Decency has emerged as an issue in the debate over the authorship of William Shakespeare. No, the question is not on his own decency or of his works; though he himself wrote some insulting dialogues of some of his characters. And no, the preceding sentence does not mean to say that he did not write the dialogues of the other characters in his works.
The decency issue here refers to how the debating academics argue their points. In their exchange of arguments, they sometimes come to points wherein they accuse one another of saying words or doing things which they allege are indecent, especially considering their academic world.
Georgetown University, US, Prof Richard Waugaman argues that his paper questioning the authorship of Shakespeare was rejected in indecent ways. According to the American university professor, there was a “lack of common decency” in the manner by which Memoria di Shakespeare, an Italian journal, refused to publish his essay. Further, he says that the indecency is not only in the procedure but more so in the substance of the rejection.
Substantial and Procedural Indecency?
Prof Waugaman says he can “only assume” that the common decency of Florida State University Prof Gary Taylor, a contributor in the journal, was over-ridden by his emotions when the latter said that the former’s paper is “as unconvincing as those of Holocaust deniers and other conspiracy theorists.”He adds that aside from the way Prof Taylor stated his reason for rejecting the paper as part of peer review, the latter also cited “especially disgusting” comparisons using the Holocaust.
According to Prof Waugaman, Prof Taylor’s use of the Holocaust as an example offends the genocides’ survivors and their relatives.
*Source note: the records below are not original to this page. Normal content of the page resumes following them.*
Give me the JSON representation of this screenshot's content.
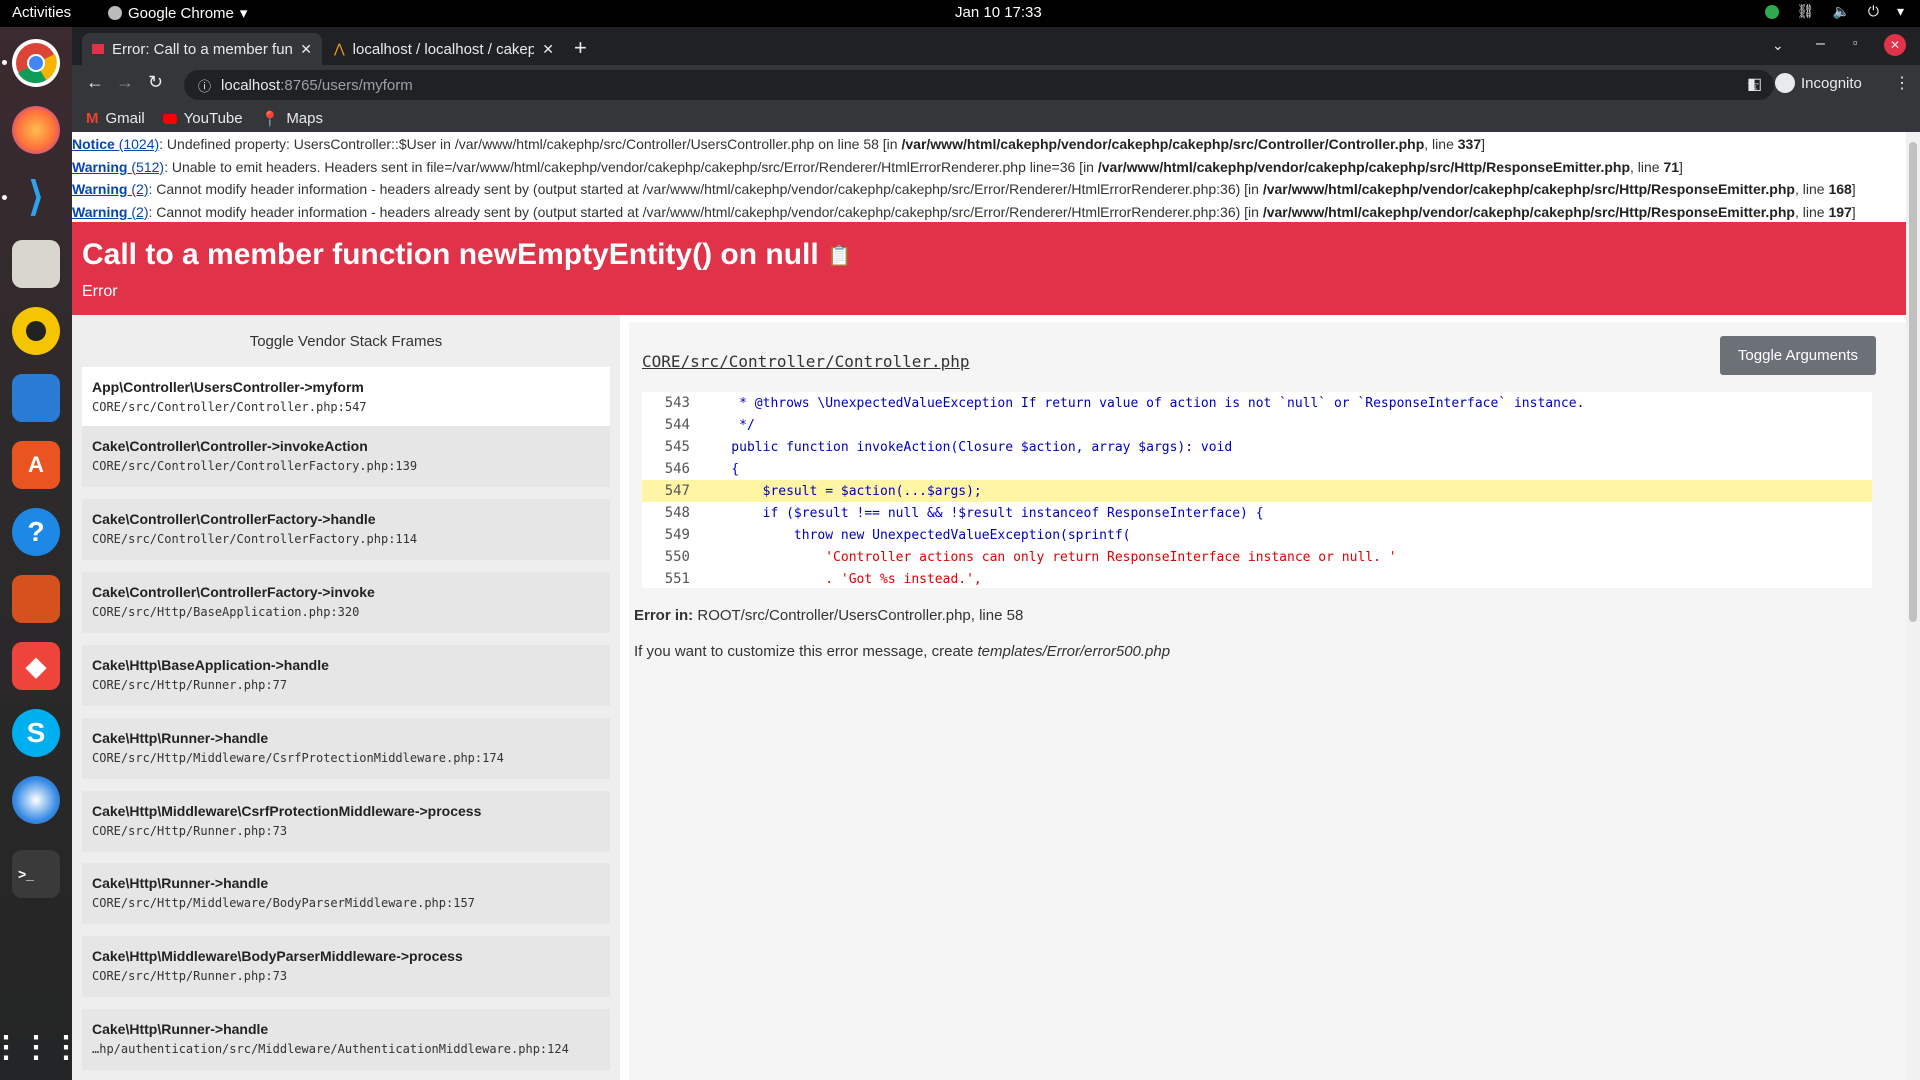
{
  "topbar": {
    "activities": "Activities",
    "app_name": "Google Chrome",
    "clock": "Jan 10  17:33"
  },
  "dock": {
    "items": [
      "chrome-icon",
      "firefox-icon",
      "vscode-icon",
      "files-icon",
      "rhythmbox-icon",
      "writer-icon",
      "software-icon",
      "help-icon",
      "impress-icon",
      "anydesk-icon",
      "skype-icon",
      "thunderbird-icon",
      "terminal-icon",
      "apps-grid-icon"
    ]
  },
  "chrome": {
    "tabs": [
      {
        "title": "Error: Call to a member function newEmptyEntity() on null"
      },
      {
        "title": "localhost / localhost / cakephp"
      }
    ],
    "url_host": "localhost",
    "url_rest": ":8765/users/myform",
    "incognito_label": "Incognito",
    "bookmarks": [
      {
        "label": "Gmail"
      },
      {
        "label": "YouTube"
      },
      {
        "label": "Maps"
      }
    ]
  },
  "warnings": [
    {
      "type": "Notice",
      "code": "(1024)",
      "text": ": Undefined property: UsersController::$User in /var/www/html/cakephp/src/Controller/UsersController.php on line 58 [in ",
      "path": "/var/www/html/cakephp/vendor/cakephp/cakephp/src/Controller/Controller.php",
      "line_prefix": ", line ",
      "line": "337",
      "close": "]"
    },
    {
      "type": "Warning",
      "code": "(512)",
      "text": ": Unable to emit headers. Headers sent in file=/var/www/html/cakephp/vendor/cakephp/cakephp/src/Error/Renderer/HtmlErrorRenderer.php line=36 [in ",
      "path": "/var/www/html/cakephp/vendor/cakephp/cakephp/src/Http/ResponseEmitter.php",
      "line_prefix": ", line ",
      "line": "71",
      "close": "]"
    },
    {
      "type": "Warning",
      "code": "(2)",
      "text": ": Cannot modify header information - headers already sent by (output started at /var/www/html/cakephp/vendor/cakephp/cakephp/src/Error/Renderer/HtmlErrorRenderer.php:36) [in ",
      "path": "/var/www/html/cakephp/vendor/cakephp/cakephp/src/Http/ResponseEmitter.php",
      "line_prefix": ", line ",
      "line": "168",
      "close": "]"
    },
    {
      "type": "Warning",
      "code": "(2)",
      "text": ": Cannot modify header information - headers already sent by (output started at /var/www/html/cakephp/vendor/cakephp/cakephp/src/Error/Renderer/HtmlErrorRenderer.php:36) [in ",
      "path": "/var/www/html/cakephp/vendor/cakephp/cakephp/src/Http/ResponseEmitter.php",
      "line_prefix": ", line ",
      "line": "197",
      "close": "]"
    }
  ],
  "error": {
    "title": "Call to a member function newEmptyEntity() on null",
    "subtitle": "Error"
  },
  "stack": {
    "toggle_label": "Toggle Vendor Stack Frames",
    "frames": [
      {
        "fn": "App\\Controller\\UsersController->myform",
        "loc": "CORE/src/Controller/Controller.php:547"
      },
      {
        "fn": "Cake\\Controller\\Controller->invokeAction",
        "loc": "CORE/src/Controller/ControllerFactory.php:139"
      },
      {
        "fn": "Cake\\Controller\\ControllerFactory->handle",
        "loc": "CORE/src/Controller/ControllerFactory.php:114"
      },
      {
        "fn": "Cake\\Controller\\ControllerFactory->invoke",
        "loc": "CORE/src/Http/BaseApplication.php:320"
      },
      {
        "fn": "Cake\\Http\\BaseApplication->handle",
        "loc": "CORE/src/Http/Runner.php:77"
      },
      {
        "fn": "Cake\\Http\\Runner->handle",
        "loc": "CORE/src/Http/Middleware/CsrfProtectionMiddleware.php:174"
      },
      {
        "fn": "Cake\\Http\\Middleware\\CsrfProtectionMiddleware->process",
        "loc": "CORE/src/Http/Runner.php:73"
      },
      {
        "fn": "Cake\\Http\\Runner->handle",
        "loc": "CORE/src/Http/Middleware/BodyParserMiddleware.php:157"
      },
      {
        "fn": "Cake\\Http\\Middleware\\BodyParserMiddleware->process",
        "loc": "CORE/src/Http/Runner.php:73"
      },
      {
        "fn": "Cake\\Http\\Runner->handle",
        "loc": "…hp/authentication/src/Middleware/AuthenticationMiddleware.php:124"
      }
    ]
  },
  "detail": {
    "file": "CORE/src/Controller/Controller.php",
    "toggle_args": "Toggle Arguments",
    "code": [
      {
        "n": "543",
        "text": "     * @throws \\UnexpectedValueException If return value of action is not `null` or `ResponseInterface` instance."
      },
      {
        "n": "544",
        "text": "     */"
      },
      {
        "n": "545",
        "text": "    public function invokeAction(Closure $action, array $args): void"
      },
      {
        "n": "546",
        "text": "    {"
      },
      {
        "n": "547",
        "text": "        $result = $action(...$args);"
      },
      {
        "n": "548",
        "text": "        if ($result !== null && !$result instanceof ResponseInterface) {"
      },
      {
        "n": "549",
        "text": "            throw new UnexpectedValueException(sprintf("
      },
      {
        "n": "550",
        "text": "                'Controller actions can only return ResponseInterface instance or null. '"
      },
      {
        "n": "551",
        "text": "                . 'Got %s instead.',"
      }
    ],
    "highlight_line": "547",
    "error_in_label": "Error in:",
    "error_in_value": " ROOT/src/Controller/UsersController.php, line 58",
    "custom_prefix": "If you want to customize this error message, create ",
    "custom_path": "templates/Error/error500.php"
  }
}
He relates that one of his fellow Oxfordians lost more than 70 relatives in the Holocaust was especially disgusted by the comparison.
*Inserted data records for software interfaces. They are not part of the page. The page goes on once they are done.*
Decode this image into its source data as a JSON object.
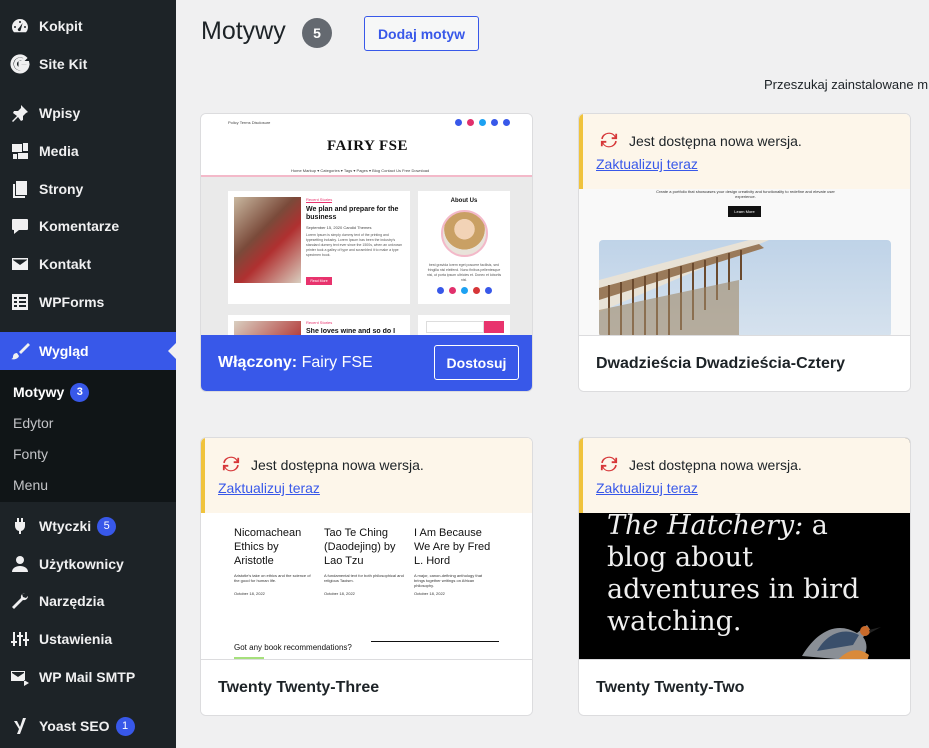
{
  "sidebar": {
    "items": [
      {
        "label": "Kokpit",
        "icon": "dashboard-icon"
      },
      {
        "label": "Site Kit",
        "icon": "google-g-icon"
      },
      {
        "label": "Wpisy",
        "icon": "pushpin-icon"
      },
      {
        "label": "Media",
        "icon": "media-icon"
      },
      {
        "label": "Strony",
        "icon": "pages-icon"
      },
      {
        "label": "Komentarze",
        "icon": "comment-icon"
      },
      {
        "label": "Kontakt",
        "icon": "envelope-icon"
      },
      {
        "label": "WPForms",
        "icon": "forms-icon"
      },
      {
        "label": "Wygląd",
        "icon": "paintbrush-icon"
      },
      {
        "label": "Wtyczki",
        "icon": "plugin-icon",
        "badge": "5"
      },
      {
        "label": "Użytkownicy",
        "icon": "user-icon"
      },
      {
        "label": "Narzędzia",
        "icon": "wrench-icon"
      },
      {
        "label": "Ustawienia",
        "icon": "settings-sliders-icon"
      },
      {
        "label": "WP Mail SMTP",
        "icon": "mail-send-icon"
      },
      {
        "label": "Yoast SEO",
        "icon": "yoast-icon",
        "badge": "1"
      }
    ],
    "submenu": [
      {
        "label": "Motywy",
        "badge": "3"
      },
      {
        "label": "Edytor"
      },
      {
        "label": "Fonty"
      },
      {
        "label": "Menu"
      }
    ]
  },
  "header": {
    "title": "Motywy",
    "count": "5",
    "add_button": "Dodaj motyw",
    "search_label": "Przeszukaj zainstalowane m"
  },
  "themes": [
    {
      "active_label": "Włączony:",
      "name": "Fairy FSE",
      "customize": "Dostosuj",
      "shot": {
        "nav_small": "Policy  Terms  Disclosure",
        "logo": "FAIRY FSE",
        "menu": "Home   Markup ▾   Categories ▾   Tags ▾   Pages ▾   Blog   Contact Us   Free Download",
        "tag": "Recent Stories",
        "post_title": "We plan and prepare for the business",
        "post_meta": "September 15, 2020    Candid Themes",
        "post_excerpt": "Lorem Ipsum is simply dummy text of the printing and typesetting industry. Lorem Ipsum has been the industry's standard dummy text ever since the 1500s, when an unknown printer took a galley of type and scrambled it to make a type specimen book.",
        "read_more": "Read More",
        "about_title": "About Us",
        "about_text": "best gravida lorem eget posuere facilisis, sed fringilla nisl eleifend. Nunc finibus pellentesque nisi, ut porta ipsum ultricies et. Donec et lobortis nisl.",
        "post2_title": "She loves wine and so do I"
      }
    },
    {
      "name": "Dwadzieścia Dwadzieścia-Cztery",
      "notice": "Jest dostępna nowa wersja.",
      "update_link": "Zaktualizuj teraz",
      "shot": {
        "intro": "Create a portfolio that showcases your design creativity and functionality to redefine and elevate user experience.",
        "button": "Learn More"
      }
    },
    {
      "name": "Twenty Twenty-Three",
      "notice": "Jest dostępna nowa wersja.",
      "update_link": "Zaktualizuj teraz",
      "shot": {
        "books": [
          {
            "title": "Nicomachean Ethics by Aristotle",
            "desc": "Aristotle's take on ethics and the science of the good for human life.",
            "date": "October 18, 2022"
          },
          {
            "title": "Tao Te Ching (Daodejing) by Lao Tzu",
            "desc": "A fundamental text for both philosophical and religious Taoism.",
            "date": "October 18, 2022"
          },
          {
            "title": "I Am Because We Are by Fred L. Hord",
            "desc": "A major, canon-defining anthology that brings together writings on African philosophy.",
            "date": "October 18, 2022"
          }
        ],
        "footer_q": "Got any book recommendations?"
      }
    },
    {
      "name": "Twenty Twenty-Two",
      "notice": "Jest dostępna nowa wersja.",
      "update_link": "Zaktualizuj teraz",
      "shot": {
        "headline_em": "The Hatchery:",
        "headline_rest": " a blog about adventures in bird watching."
      }
    }
  ],
  "colors": {
    "sidebar_bg": "#1d2327",
    "accent": "#3858e9",
    "notice_border": "#f0c33c",
    "update_icon": "#d63638"
  }
}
Prof Waugaman points out that the journal was already in the process of editing his paper after they have accepted it. After which however, he received information that the editors had stood down and the new set of editors will not publish his writing.
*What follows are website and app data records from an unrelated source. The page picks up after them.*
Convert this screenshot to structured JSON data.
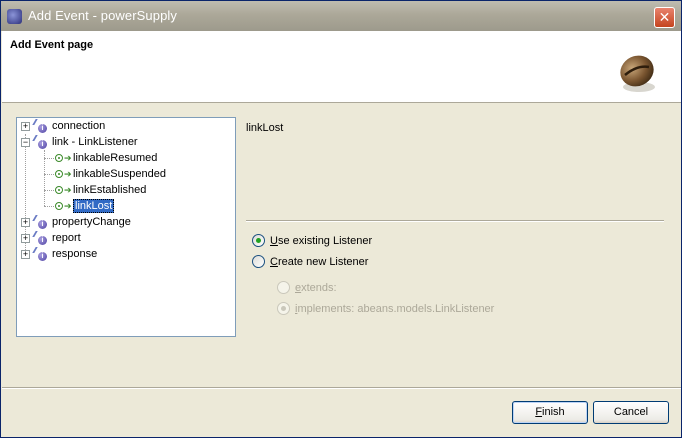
{
  "window": {
    "title": "Add Event - powerSupply",
    "close_icon": "close-icon"
  },
  "header": {
    "title": "Add Event page",
    "image_icon": "coffee-bean-icon"
  },
  "tree": {
    "items": [
      {
        "label": "connection",
        "expanded": false,
        "icon": "event-icon"
      },
      {
        "label": "link - LinkListener",
        "expanded": true,
        "icon": "event-icon",
        "children": [
          {
            "label": "linkableResumed",
            "icon": "method-icon"
          },
          {
            "label": "linkableSuspended",
            "icon": "method-icon"
          },
          {
            "label": "linkEstablished",
            "icon": "method-icon"
          },
          {
            "label": "linkLost",
            "icon": "method-icon",
            "selected": true
          }
        ]
      },
      {
        "label": "propertyChange",
        "expanded": false,
        "icon": "event-icon"
      },
      {
        "label": "report",
        "expanded": false,
        "icon": "event-icon"
      },
      {
        "label": "response",
        "expanded": false,
        "icon": "event-icon"
      }
    ]
  },
  "detail": {
    "selected_name": "linkLost",
    "options": {
      "use_existing": {
        "label_u": "U",
        "label_rest": "se existing Listener",
        "checked": true
      },
      "create_new": {
        "label_u": "C",
        "label_rest": "reate new Listener",
        "checked": false
      },
      "extends": {
        "label_u": "e",
        "label_rest": "xtends:",
        "checked": false,
        "enabled": false
      },
      "implements": {
        "label_u": "i",
        "label_rest": "mplements: abeans.models.LinkListener",
        "checked": true,
        "enabled": false
      }
    }
  },
  "buttons": {
    "finish_u": "F",
    "finish_rest": "inish",
    "cancel": "Cancel"
  }
}
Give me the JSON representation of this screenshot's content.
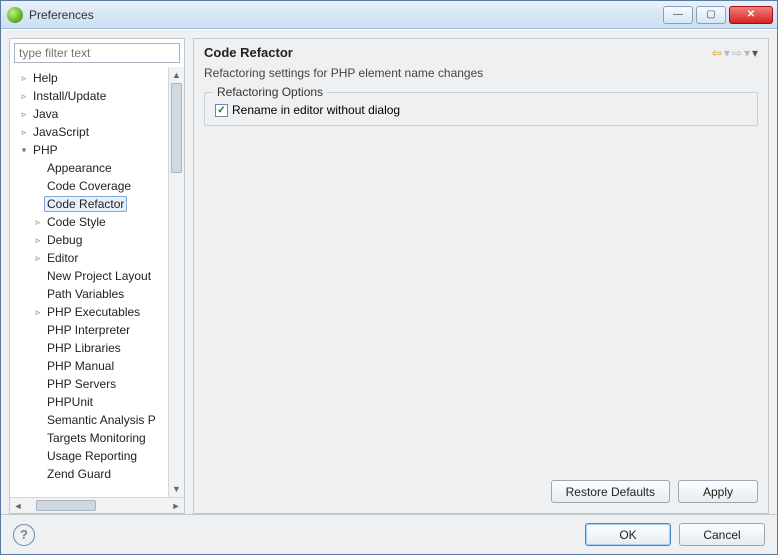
{
  "window": {
    "title": "Preferences"
  },
  "filter": {
    "placeholder": "type filter text"
  },
  "tree": [
    {
      "label": "Help",
      "level": 0,
      "expander": "closed"
    },
    {
      "label": "Install/Update",
      "level": 0,
      "expander": "closed"
    },
    {
      "label": "Java",
      "level": 0,
      "expander": "closed"
    },
    {
      "label": "JavaScript",
      "level": 0,
      "expander": "closed"
    },
    {
      "label": "PHP",
      "level": 0,
      "expander": "open"
    },
    {
      "label": "Appearance",
      "level": 1,
      "expander": "none"
    },
    {
      "label": "Code Coverage",
      "level": 1,
      "expander": "none"
    },
    {
      "label": "Code Refactor",
      "level": 1,
      "expander": "none",
      "selected": true
    },
    {
      "label": "Code Style",
      "level": 1,
      "expander": "closed"
    },
    {
      "label": "Debug",
      "level": 1,
      "expander": "closed"
    },
    {
      "label": "Editor",
      "level": 1,
      "expander": "closed"
    },
    {
      "label": "New Project Layout",
      "level": 1,
      "expander": "none"
    },
    {
      "label": "Path Variables",
      "level": 1,
      "expander": "none"
    },
    {
      "label": "PHP Executables",
      "level": 1,
      "expander": "closed"
    },
    {
      "label": "PHP Interpreter",
      "level": 1,
      "expander": "none"
    },
    {
      "label": "PHP Libraries",
      "level": 1,
      "expander": "none"
    },
    {
      "label": "PHP Manual",
      "level": 1,
      "expander": "none"
    },
    {
      "label": "PHP Servers",
      "level": 1,
      "expander": "none"
    },
    {
      "label": "PHPUnit",
      "level": 1,
      "expander": "none"
    },
    {
      "label": "Semantic Analysis P",
      "level": 1,
      "expander": "none"
    },
    {
      "label": "Targets Monitoring",
      "level": 1,
      "expander": "none"
    },
    {
      "label": "Usage Reporting",
      "level": 1,
      "expander": "none"
    },
    {
      "label": "Zend Guard",
      "level": 1,
      "expander": "none"
    }
  ],
  "page": {
    "title": "Code Refactor",
    "description": "Refactoring settings for PHP element name changes",
    "group_title": "Refactoring Options",
    "option_rename": {
      "label": "Rename in editor without dialog",
      "checked": true
    }
  },
  "buttons": {
    "restore_defaults": "Restore Defaults",
    "apply": "Apply",
    "ok": "OK",
    "cancel": "Cancel"
  }
}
The paper by Prof Waugaman, arguing the case that poems and plays credited to Shakespeare were in fact written by Edward de Vere, Earl of Oxford, also talks about the reasons why openly discussing the authorship question of the Shakespearean works is still considered taboo. The essay was rejected by the new editors of the Italian journal. He argues that the rejection is a commission of “breach of good faith.”
Indecency Vs. Indecency?
On his part, distinguished research professor Prof Taylor asserts that Prof Waugaman’s paper was “fundamentally unscholarly, irrational and illogical” in the first place. He argues that he used the Holocaust as an example because, he says, Prof Waugaman’s paper used “the same kind of conspiratorial claims” that Holocaust-deniers used.
Prof Taylor expounds that the kinds of claims mentioned are not admissible as support because they dismiss empirical evidence as just another conspiracy. He emphasises that his use of example should not be construed that the damage to Shakespeare is comparable to the damage of millions of people killed by the Nazis.
The Final Say
The journal’s editor, Sapienza University, Rome, Prof Rosy Colombo says that editors and publishers deciding to not publish papers which have been accepted and edited or revised are “not at all unusual.” It is still entirely acceptable and decent for the publisher or editor of a book or a journal to decide against publishing your paper if you still do not have a contract signed by them and you.
What can you say about the manner in which this specific academic debate unfolded? Have you observed in your university how opposing academics argue their points on paper and in interviews? Are you given opportunities to do academic argument on paper, interviews, actual face to face debates and other environments of the same atmosphere?